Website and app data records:
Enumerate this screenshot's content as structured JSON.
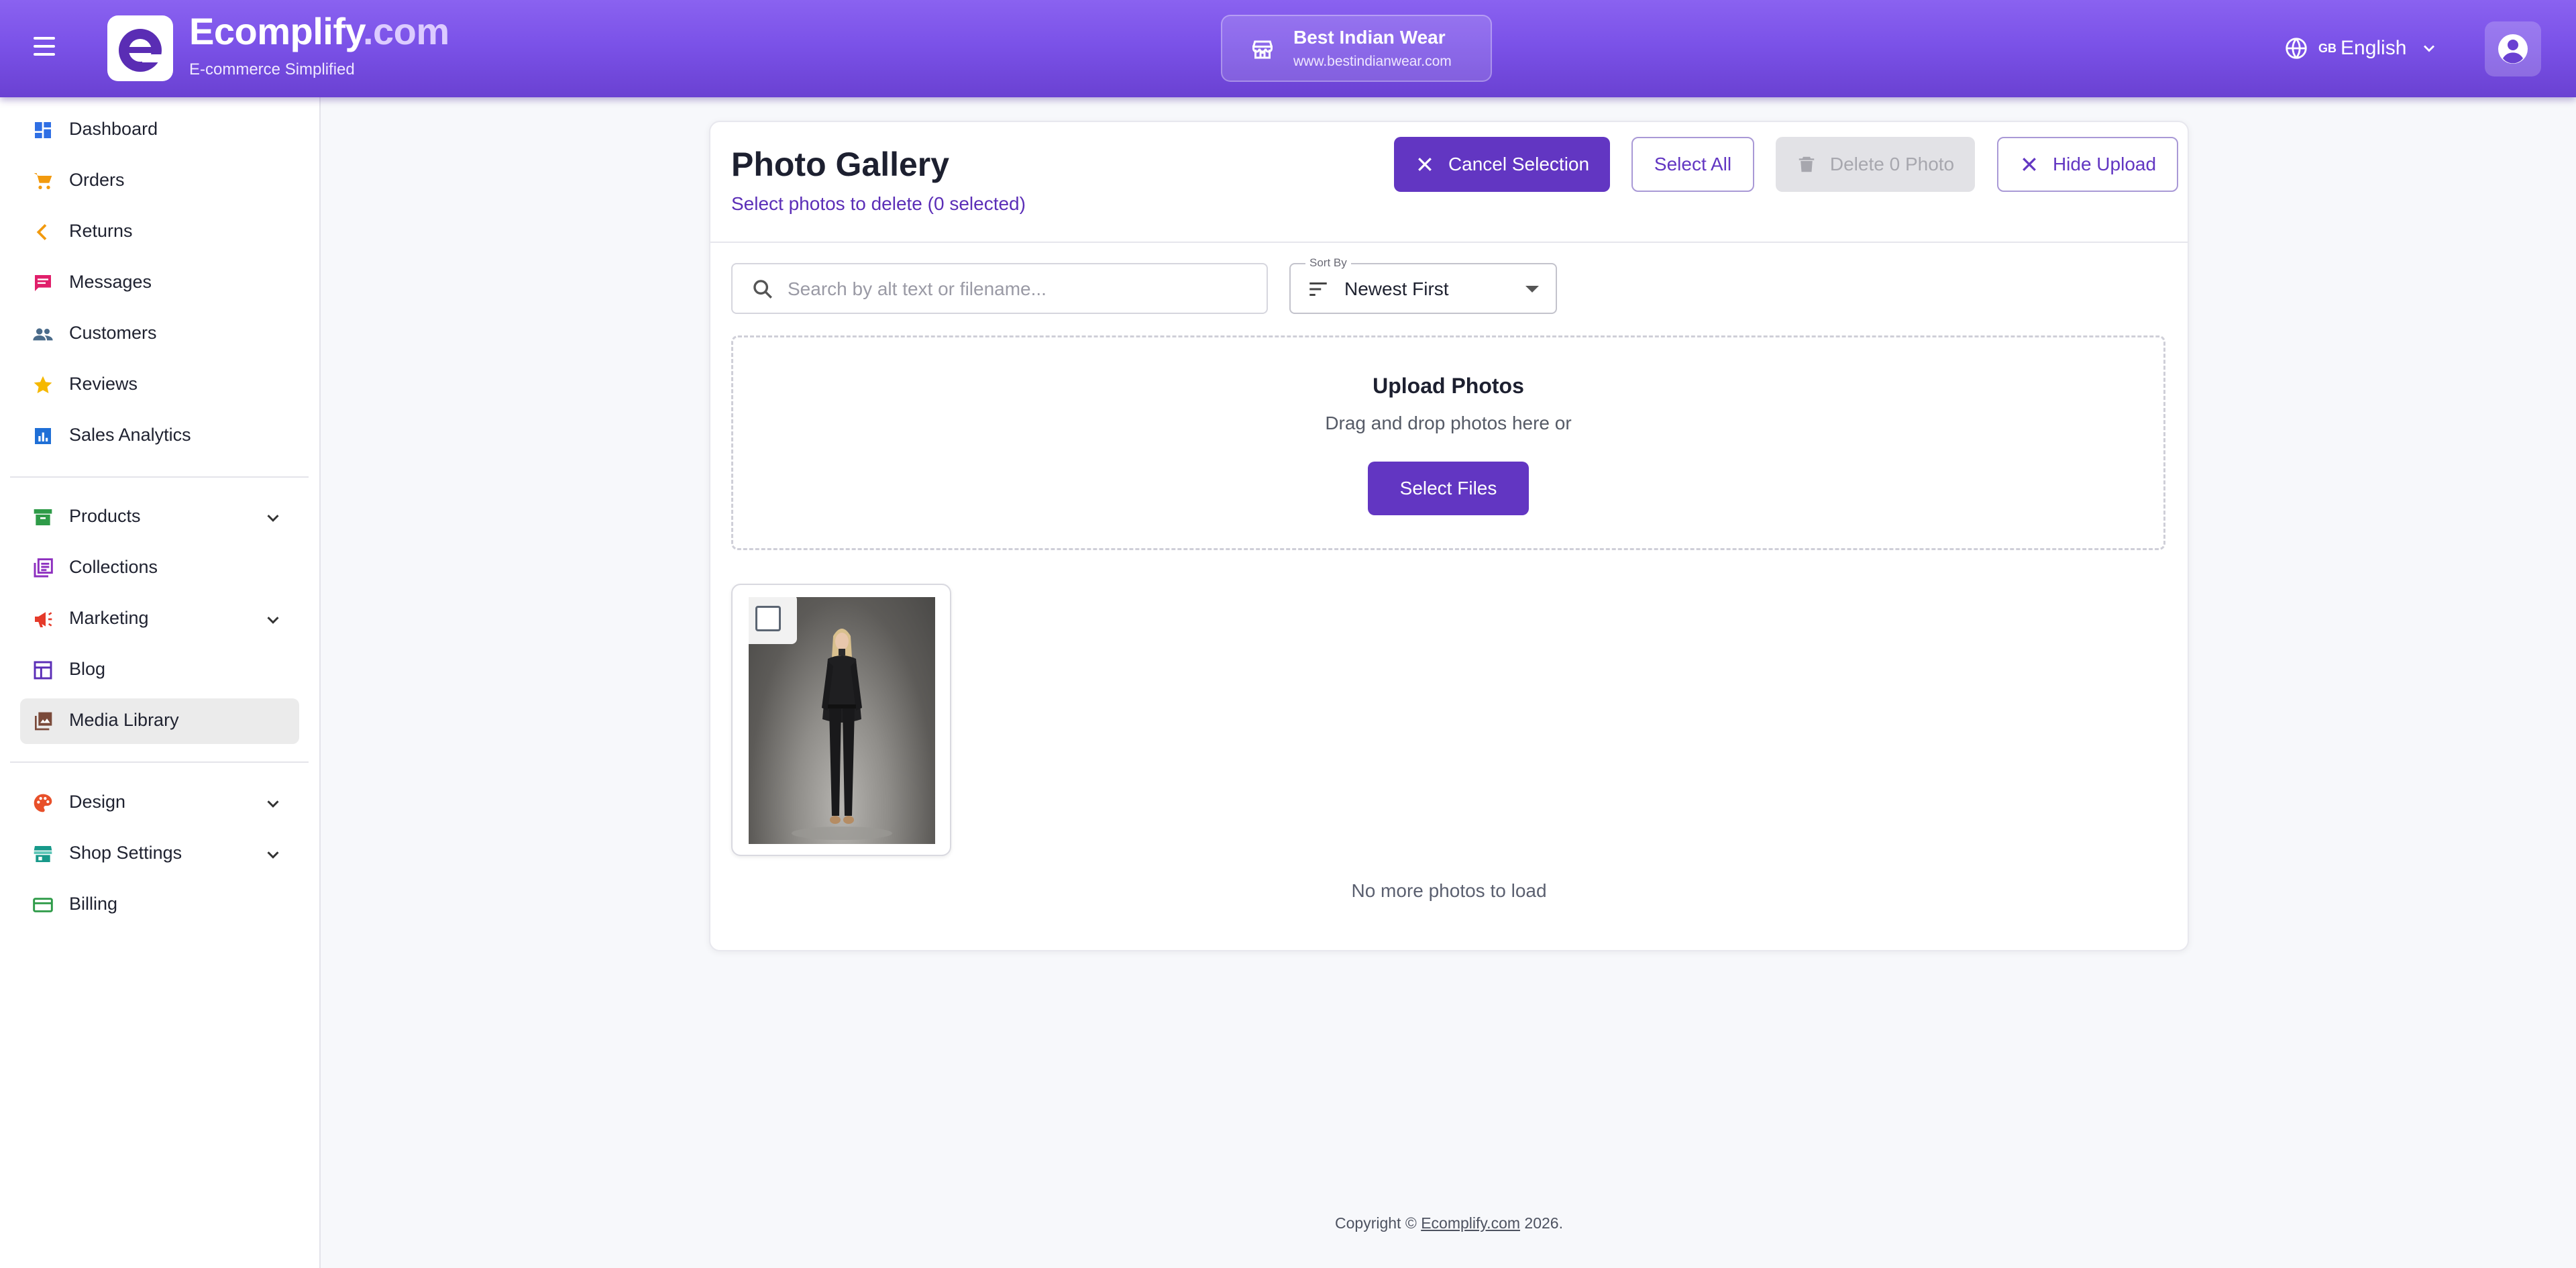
{
  "header": {
    "brand_main": "Ecomplify",
    "brand_domain": ".com",
    "tagline": "E-commerce Simplified",
    "store_name": "Best Indian Wear",
    "store_url": "www.bestindianwear.com",
    "language_flag": "GB",
    "language": "English",
    "icons": [
      "menu-icon",
      "logo-icon",
      "store-icon",
      "globe-icon",
      "chevron-down-icon",
      "account-circle-icon"
    ]
  },
  "sidebar": {
    "items": [
      {
        "label": "Dashboard",
        "icon": "dashboard-icon"
      },
      {
        "label": "Orders",
        "icon": "cart-icon"
      },
      {
        "label": "Returns",
        "icon": "chevron-left-icon"
      },
      {
        "label": "Messages",
        "icon": "message-icon"
      },
      {
        "label": "Customers",
        "icon": "people-icon"
      },
      {
        "label": "Reviews",
        "icon": "star-icon"
      },
      {
        "label": "Sales Analytics",
        "icon": "bar-chart-icon"
      },
      {
        "label": "Products",
        "icon": "archive-icon",
        "expandable": true
      },
      {
        "label": "Collections",
        "icon": "collections-icon"
      },
      {
        "label": "Marketing",
        "icon": "megaphone-icon",
        "expandable": true
      },
      {
        "label": "Blog",
        "icon": "blog-icon"
      },
      {
        "label": "Media Library",
        "icon": "photo-library-icon",
        "active": true
      },
      {
        "label": "Design",
        "icon": "palette-icon",
        "expandable": true
      },
      {
        "label": "Shop Settings",
        "icon": "storefront-icon",
        "expandable": true
      },
      {
        "label": "Billing",
        "icon": "credit-card-icon"
      }
    ]
  },
  "gallery": {
    "title": "Photo Gallery",
    "subtitle": "Select photos to delete (0 selected)",
    "cancel_label": "Cancel Selection",
    "select_all_label": "Select All",
    "delete_label": "Delete 0 Photo",
    "hide_upload_label": "Hide Upload",
    "search_placeholder": "Search by alt text or filename...",
    "sort_label": "Sort By",
    "sort_value": "Newest First",
    "upload_title": "Upload Photos",
    "upload_sub": "Drag and drop photos here or",
    "select_files_label": "Select Files",
    "no_more": "No more photos to load",
    "photos": [
      {
        "selected": false,
        "description": "woman-in-black-suit"
      }
    ]
  },
  "footer": {
    "prefix": "Copyright © ",
    "link": "Ecomplify.com",
    "suffix": " 2026."
  },
  "colors": {
    "header_gradient_start": "#8a62f0",
    "header_gradient_end": "#6a41d2",
    "primary": "#6236c2",
    "active_nav_bg": "#ebebeb"
  }
}
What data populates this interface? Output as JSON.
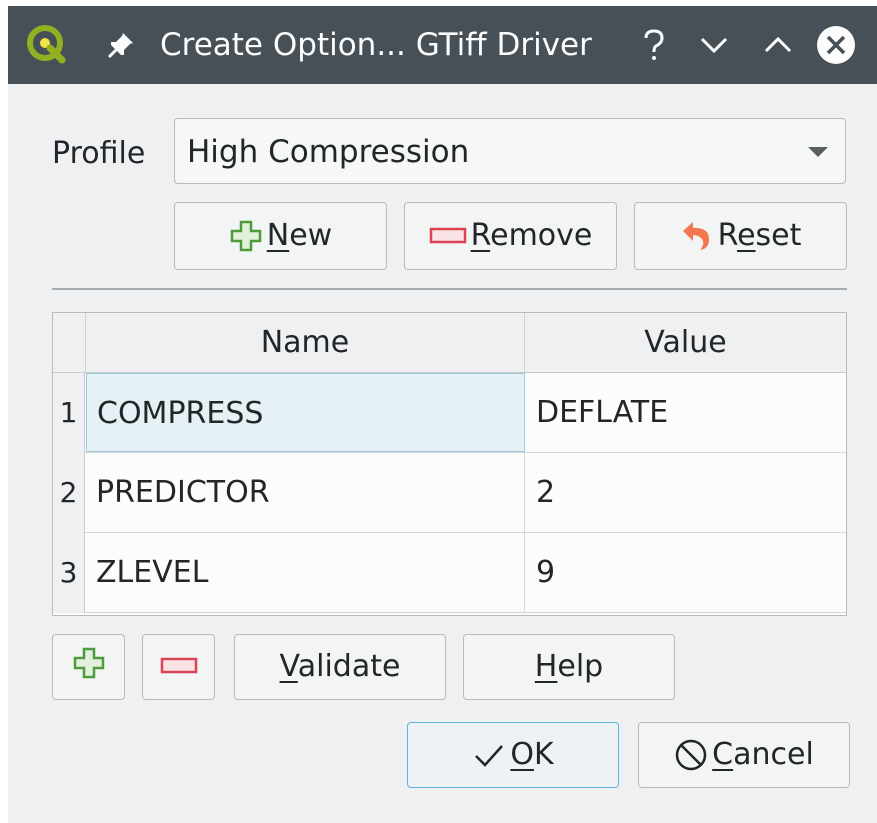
{
  "window": {
    "title": "Create Option... GTiff Driver"
  },
  "profile": {
    "label": "Profile",
    "selected": "High Compression"
  },
  "profile_buttons": {
    "new_mnemonic": "N",
    "new_rest": "ew",
    "remove_mnemonic": "R",
    "remove_rest": "emove",
    "reset_first": "R",
    "reset_mnemonic": "e",
    "reset_rest": "set"
  },
  "table": {
    "headers": [
      "Name",
      "Value"
    ],
    "rows": [
      {
        "num": "1",
        "name": "COMPRESS",
        "value": "DEFLATE"
      },
      {
        "num": "2",
        "name": "PREDICTOR",
        "value": "2"
      },
      {
        "num": "3",
        "name": "ZLEVEL",
        "value": "9"
      }
    ],
    "selected_row": 1
  },
  "bottom_buttons": {
    "validate_mnemonic": "V",
    "validate_rest": "alidate",
    "help_mnemonic": "H",
    "help_rest": "elp",
    "ok_mnemonic": "O",
    "ok_rest": "K",
    "cancel_mnemonic": "C",
    "cancel_rest": "ancel"
  },
  "icons": {
    "app": "qgis-logo-icon",
    "pin": "pin-icon",
    "help": "help-icon",
    "minimize": "minimize-icon",
    "maximize": "maximize-icon",
    "close": "close-icon",
    "add": "plus-icon",
    "remove": "minus-icon",
    "reset": "undo-icon",
    "ok": "checkmark-icon",
    "cancel": "cancel-icon"
  },
  "colors": {
    "titlebar": "#475057",
    "plus_green": "#4e9a3c",
    "minus_red": "#da4453",
    "reset_orange": "#f47750",
    "focus_blue": "#5fb3dc"
  }
}
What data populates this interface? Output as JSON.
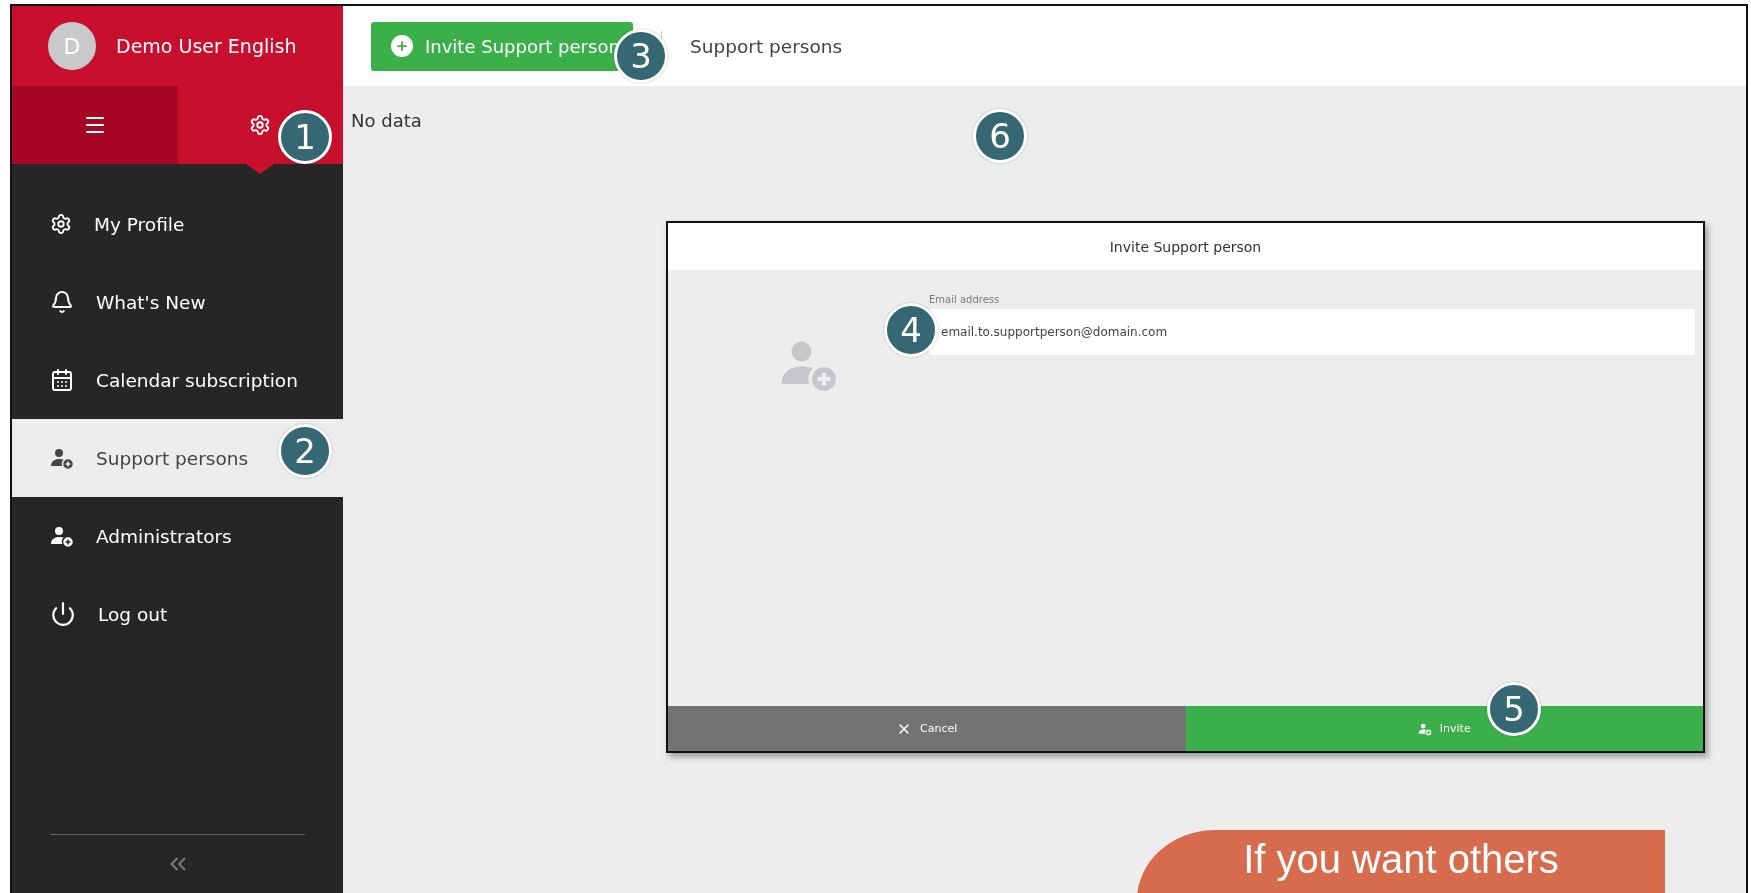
{
  "user": {
    "initial": "D",
    "name": "Demo User English"
  },
  "sidebar_tabs": [
    {
      "kind": "menu",
      "selected": false
    },
    {
      "kind": "settings",
      "selected": true
    }
  ],
  "sidebar": {
    "items": [
      {
        "kind": "gear",
        "label": "My Profile",
        "selected": false
      },
      {
        "kind": "bell",
        "label": "What's New",
        "selected": false
      },
      {
        "kind": "calendar",
        "label": "Calendar subscription",
        "selected": false
      },
      {
        "kind": "person",
        "label": "Support persons",
        "selected": true
      },
      {
        "kind": "person",
        "label": "Administrators",
        "selected": false
      },
      {
        "kind": "power",
        "label": "Log out",
        "selected": false
      }
    ]
  },
  "toolbar": {
    "invite_button": "Invite Support person",
    "title": "Support persons"
  },
  "content": {
    "empty_text": "No data"
  },
  "dialog": {
    "title": "Invite Support person",
    "email_label": "Email address",
    "email_value": "email.to.supportperson@domain.com",
    "cancel_button": "Cancel",
    "invite_button": "Invite"
  },
  "annotations": [
    "1",
    "2",
    "3",
    "4",
    "5",
    "6"
  ],
  "callout": {
    "text": "If you want others"
  }
}
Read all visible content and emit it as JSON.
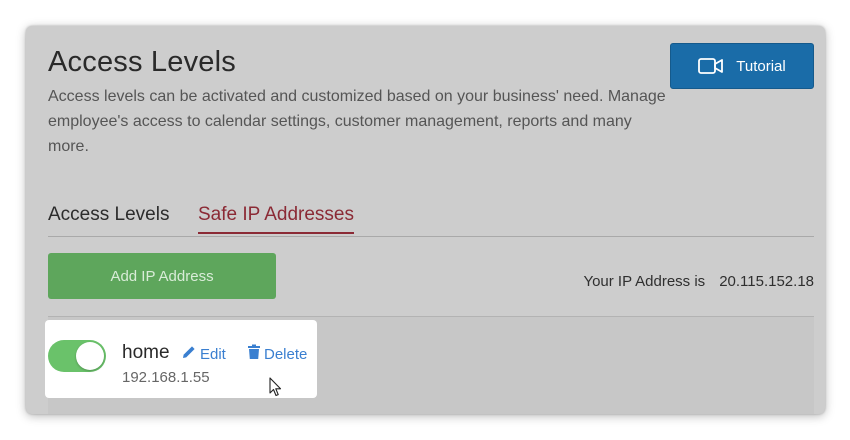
{
  "header": {
    "title": "Access Levels",
    "description": "Access levels can be activated and customized based on your business' need. Manage employee's access to calendar settings, customer management, reports and many more.",
    "tutorial_label": "Tutorial",
    "tutorial_icon": "video-camera-icon"
  },
  "tabs": [
    {
      "label": "Access Levels",
      "active": false
    },
    {
      "label": "Safe IP Addresses",
      "active": true
    }
  ],
  "toolbar": {
    "add_ip_label": "Add IP Address",
    "your_ip_label": "Your IP Address is",
    "your_ip_value": "20.115.152.18"
  },
  "ip_list": [
    {
      "name": "home",
      "address": "192.168.1.55",
      "enabled": true,
      "edit_label": "Edit",
      "delete_label": "Delete",
      "edit_icon": "pencil-icon",
      "delete_icon": "trash-icon"
    }
  ],
  "colors": {
    "tutorial_button": "#1a6ca8",
    "add_button": "#5ea65c",
    "active_tab": "#8b2a35",
    "toggle_on": "#6ac26a",
    "link": "#3a7fd0"
  }
}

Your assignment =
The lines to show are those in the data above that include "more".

Written reply =
    "no_more": "No more photos to load",
    "description": "Access levels can be activated and customized based on your business' need. Manage employee's access to calendar settings, customer management, reports and many more.",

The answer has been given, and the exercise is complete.